Corporations routinely lie and mislead. This obfuscation is always present in our new interconnected reality (for instance, what exactly exemplifies fire about a Kindle Fire?). Meagher’s info-collages are an attempt to detangle the deluge of information we receive, often specifically in relation to art and commerce, and reposes them as object lessons for artists and curators (one booklet in the library is called SOYOUWANTTOBEACONTEMPORARYARTIST).
The exhibition is sprinkled with jokes. A digitally printed facsimile of a banker box sits tucked away on a shelf, while elsewhere, a bookshelf shows a few porcelain casts of wadded up rags. The most prominent images are a number of knee-high powder-coated steel sculptures that look like cartoon grass. Given the presence of these signifiers towards nature, one begins to actually feel like they have left the digital landscapes so prominent in the space for the outside world.
Suggested For You runs through April 30, 2016 at Equity Gallery, 245 Broome St., New York, NY.
Patrick Meagher: “Suggested For You” [Equity Gallery]
“It’s a Digital World by Meagher and We Just Live In It” [Artfuse]
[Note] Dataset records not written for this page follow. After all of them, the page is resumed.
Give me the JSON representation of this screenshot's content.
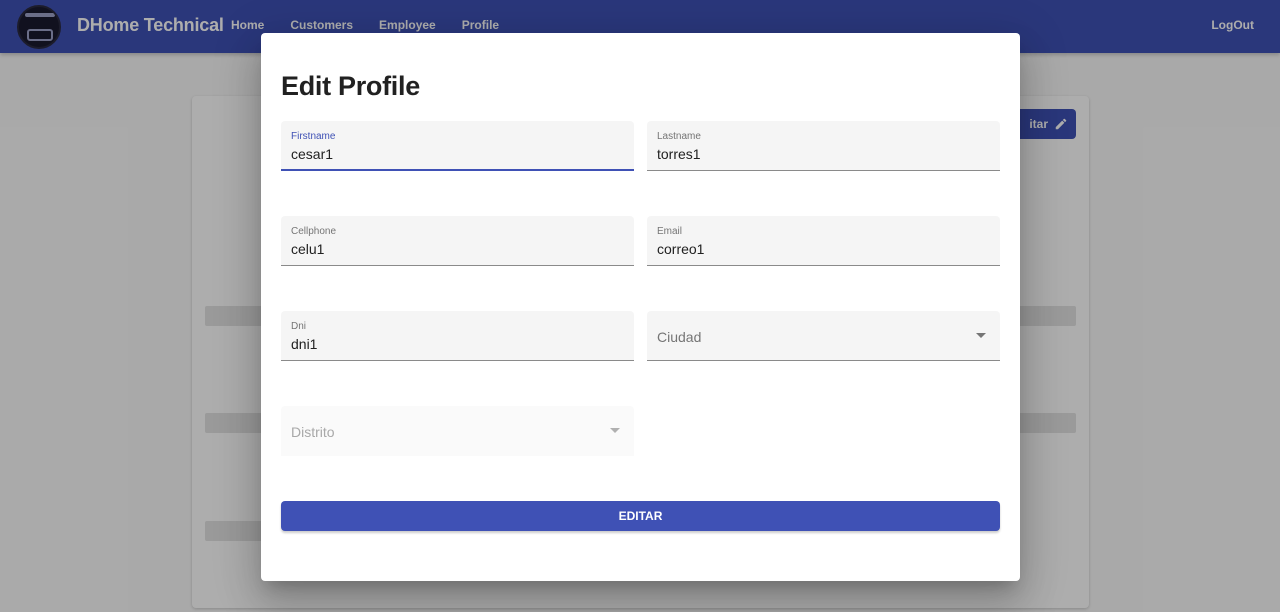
{
  "appbar": {
    "brand": "DHome Technical",
    "nav": [
      "Home",
      "Customers",
      "Employee",
      "Profile"
    ],
    "logout": "LogOut"
  },
  "background": {
    "edit_button_label": "itar"
  },
  "dialog": {
    "title": "Edit Profile",
    "fields": {
      "firstname": {
        "label": "Firstname",
        "value": "cesar1"
      },
      "lastname": {
        "label": "Lastname",
        "value": "torres1"
      },
      "cellphone": {
        "label": "Cellphone",
        "value": "celu1"
      },
      "email": {
        "label": "Email",
        "value": "correo1"
      },
      "dni": {
        "label": "Dni",
        "value": "dni1"
      },
      "ciudad": {
        "placeholder": "Ciudad"
      },
      "distrito": {
        "placeholder": "Distrito"
      }
    },
    "submit_label": "EDITAR"
  },
  "colors": {
    "primary": "#3f51b5",
    "field_bg": "#f5f5f5"
  }
}
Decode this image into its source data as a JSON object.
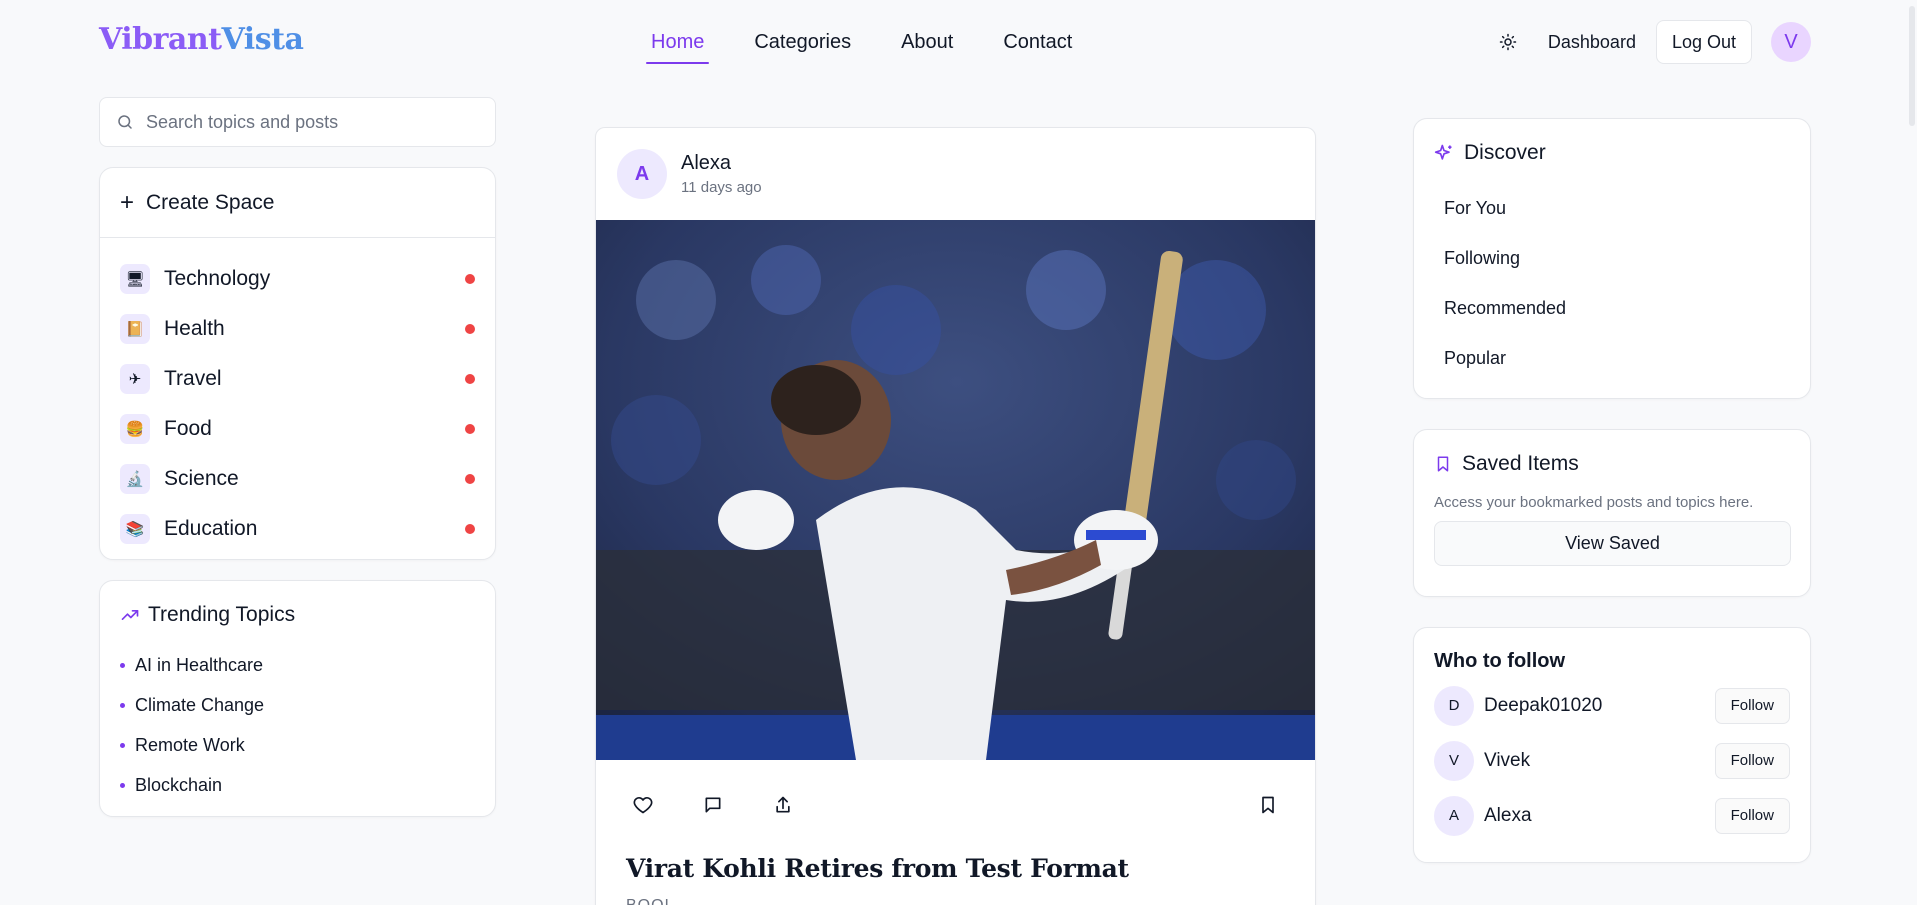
{
  "brand": {
    "part1": "Vibrant",
    "part2": "Vista"
  },
  "nav": [
    {
      "label": "Home",
      "active": true
    },
    {
      "label": "Categories",
      "active": false
    },
    {
      "label": "About",
      "active": false
    },
    {
      "label": "Contact",
      "active": false
    }
  ],
  "header": {
    "theme_icon": "sun-icon",
    "dashboard_label": "Dashboard",
    "logout_label": "Log Out",
    "user_initial": "V"
  },
  "search": {
    "placeholder": "Search topics and posts",
    "value": ""
  },
  "spaces": {
    "create_label": "Create Space",
    "items": [
      {
        "label": "Technology",
        "icon": "🖥"
      },
      {
        "label": "Health",
        "icon": "📔"
      },
      {
        "label": "Travel",
        "icon": "✈"
      },
      {
        "label": "Food",
        "icon": "🍔"
      },
      {
        "label": "Science",
        "icon": "🔬"
      },
      {
        "label": "Education",
        "icon": "📚"
      }
    ]
  },
  "trending": {
    "title": "Trending Topics",
    "items": [
      "AI in Healthcare",
      "Climate Change",
      "Remote Work",
      "Blockchain"
    ]
  },
  "post": {
    "author_initial": "A",
    "author": "Alexa",
    "time": "11 days ago",
    "title": "Virat Kohli Retires from Test Format",
    "tag": "BOOL"
  },
  "discover": {
    "title": "Discover",
    "items": [
      "For You",
      "Following",
      "Recommended",
      "Popular"
    ]
  },
  "saved": {
    "title": "Saved Items",
    "description": "Access your bookmarked posts and topics here.",
    "button_label": "View Saved"
  },
  "who_to_follow": {
    "title": "Who to follow",
    "follow_label": "Follow",
    "users": [
      {
        "initial": "D",
        "name": "Deepak01020"
      },
      {
        "initial": "V",
        "name": "Vivek"
      },
      {
        "initial": "A",
        "name": "Alexa"
      }
    ]
  },
  "colors": {
    "accent": "#7c3aed",
    "brand_purple": "#8b5cf6",
    "brand_blue": "#4f8fe6",
    "dot_red": "#ef4444"
  }
}
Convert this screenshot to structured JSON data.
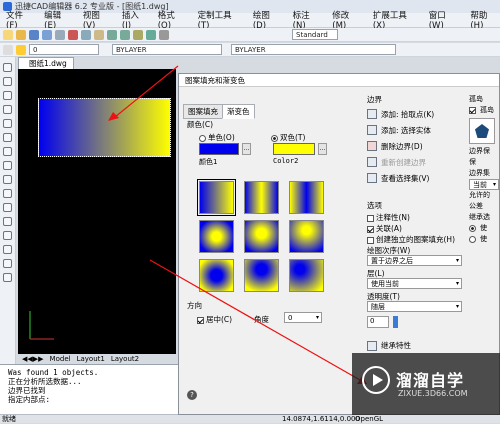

“Artist Patrick Meagher takes on the thrills and chills of surfing waves and the web” [Swell Season Surf Radio]